*WHAT THIS TASK INVOLVES:*
Each line of the entries that mentions the string "Veneti" needs to be reported.

*INFORMATION SUPPLIED:*
● ● ● ●

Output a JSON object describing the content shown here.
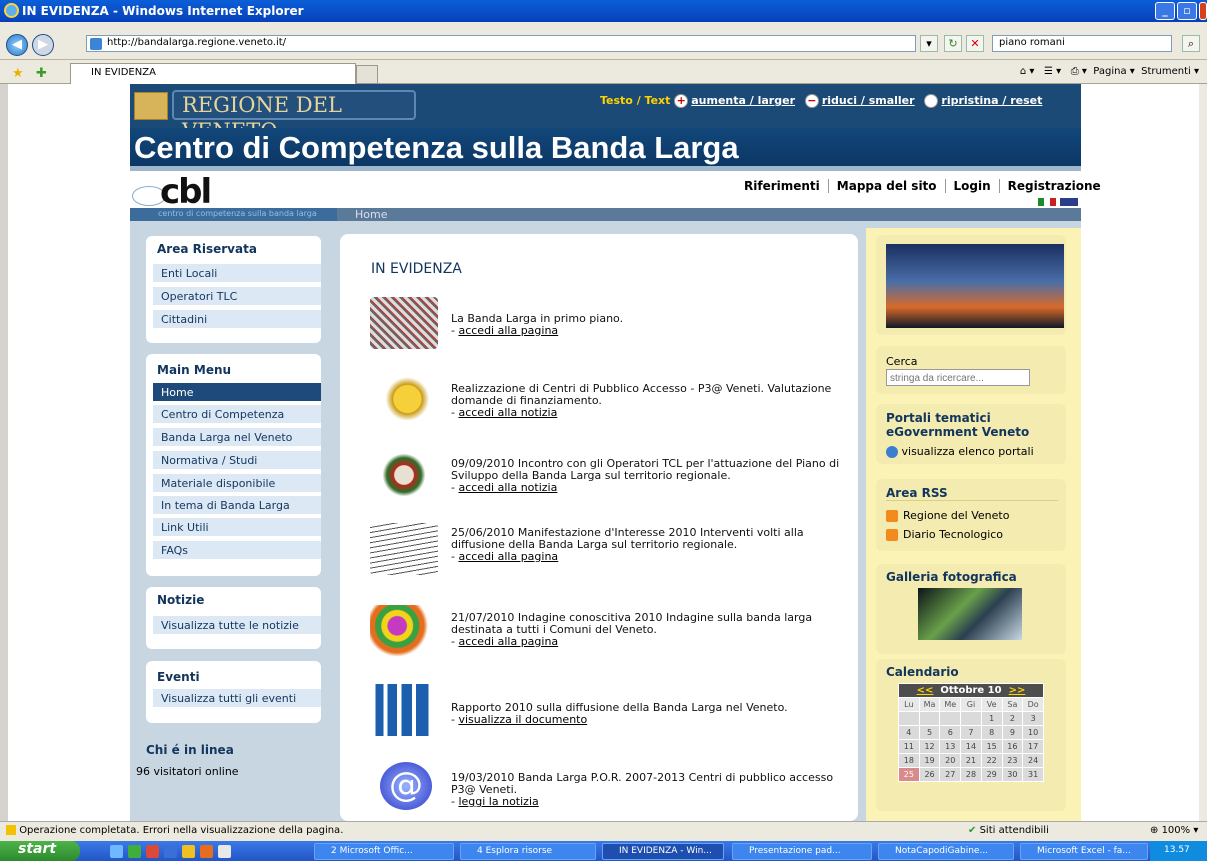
{
  "browser": {
    "title": "IN EVIDENZA - Windows Internet Explorer",
    "url": "http://bandalarga.regione.veneto.it/",
    "search_value": "piano romani",
    "tab_label": "IN EVIDENZA",
    "tools": [
      "Pagina",
      "Strumenti"
    ],
    "status_text": "Operazione completata. Errori nella visualizzazione della pagina.",
    "zone": "Siti attendibili",
    "zoom": "100%"
  },
  "site": {
    "regione": "REGIONE DEL VENETO",
    "text_label": "Testo / Text",
    "larger": "aumenta / larger",
    "smaller": "riduci / smaller",
    "reset": "ripristina / reset",
    "main_title": "Centro di Competenza sulla Banda Larga",
    "logo": "cbl",
    "logo_sub": "centro di competenza sulla banda larga",
    "topnav": [
      "Riferimenti",
      "Mappa del sito",
      "Login",
      "Registrazione"
    ],
    "breadcrumb": "Home"
  },
  "left": {
    "area_title": "Area Riservata",
    "area_items": [
      "Enti Locali",
      "Operatori TLC",
      "Cittadini"
    ],
    "menu_title": "Main Menu",
    "menu_items": [
      "Home",
      "Centro di Competenza",
      "Banda Larga nel Veneto",
      "Normativa / Studi",
      "Materiale disponibile",
      "In tema di Banda Larga",
      "Link Utili",
      "FAQs"
    ],
    "notizie_title": "Notizie",
    "notizie_link": "Visualizza tutte le notizie",
    "eventi_title": "Eventi",
    "eventi_link": "Visualizza tutti gli eventi",
    "online_title": "Chi é in linea",
    "online_text": "96 visitatori online"
  },
  "main": {
    "title": "IN EVIDENZA",
    "news": [
      {
        "text": "La Banda Larga in primo piano.",
        "link": "accedi alla pagina"
      },
      {
        "text": "Realizzazione di Centri di Pubblico Accesso - P3@ Veneti. Valutazione domande di finanziamento.",
        "link": "accedi alla notizia"
      },
      {
        "text": "09/09/2010 Incontro con gli Operatori TCL per l'attuazione del Piano di Sviluppo della Banda Larga sul territorio regionale.",
        "link": "accedi alla notizia"
      },
      {
        "text": "25/06/2010 Manifestazione d'Interesse 2010 Interventi volti alla diffusione della Banda Larga sul territorio regionale.",
        "link": "accedi alla pagina"
      },
      {
        "text": "21/07/2010 Indagine conoscitiva 2010 Indagine sulla banda larga destinata a tutti i Comuni del Veneto.",
        "link": "accedi alla pagina"
      },
      {
        "text": "Rapporto 2010 sulla diffusione della Banda Larga nel Veneto.",
        "link": "visualizza il documento"
      },
      {
        "text": "19/03/2010 Banda Larga P.O.R. 2007-2013 Centri di pubblico accesso P3@ Veneti.",
        "link": "leggi la notizia"
      }
    ]
  },
  "right": {
    "cerca_label": "Cerca",
    "cerca_placeholder": "stringa da ricercare...",
    "portali_title": "Portali tematici eGovernment Veneto",
    "portali_link": "visualizza elenco portali",
    "rss_title": "Area RSS",
    "rss_links": [
      "Regione del Veneto",
      "Diario Tecnologico"
    ],
    "galleria_title": "Galleria fotografica",
    "calendario_title": "Calendario",
    "cal_month": "Ottobre 10",
    "cal_prev": "<<",
    "cal_next": ">>",
    "cal_days": [
      "Lu",
      "Ma",
      "Me",
      "Gi",
      "Ve",
      "Sa",
      "Do"
    ],
    "cal_weeks": [
      [
        "",
        "",
        "",
        "",
        "1",
        "2",
        "3"
      ],
      [
        "4",
        "5",
        "6",
        "7",
        "8",
        "9",
        "10"
      ],
      [
        "11",
        "12",
        "13",
        "14",
        "15",
        "16",
        "17"
      ],
      [
        "18",
        "19",
        "20",
        "21",
        "22",
        "23",
        "24"
      ],
      [
        "25",
        "26",
        "27",
        "28",
        "29",
        "30",
        "31"
      ]
    ]
  },
  "taskbar": {
    "start": "start",
    "tasks": [
      "2 Microsoft Offic...",
      "4 Esplora risorse",
      "IN EVIDENZA - Win...",
      "Presentazione pad...",
      "NotaCapodiGabine...",
      "Microsoft Excel - fa..."
    ],
    "clock": "13.57"
  }
}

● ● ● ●

*SOLUTION TO THE EXERCISE:*
        "text": "Realizzazione di Centri di Pubblico Accesso - P3@ Veneti. Valutazione domande di finanziamento.",
        "text": "19/03/2010 Banda Larga P.O.R. 2007-2013 Centri di pubblico accesso P3@ Veneti.",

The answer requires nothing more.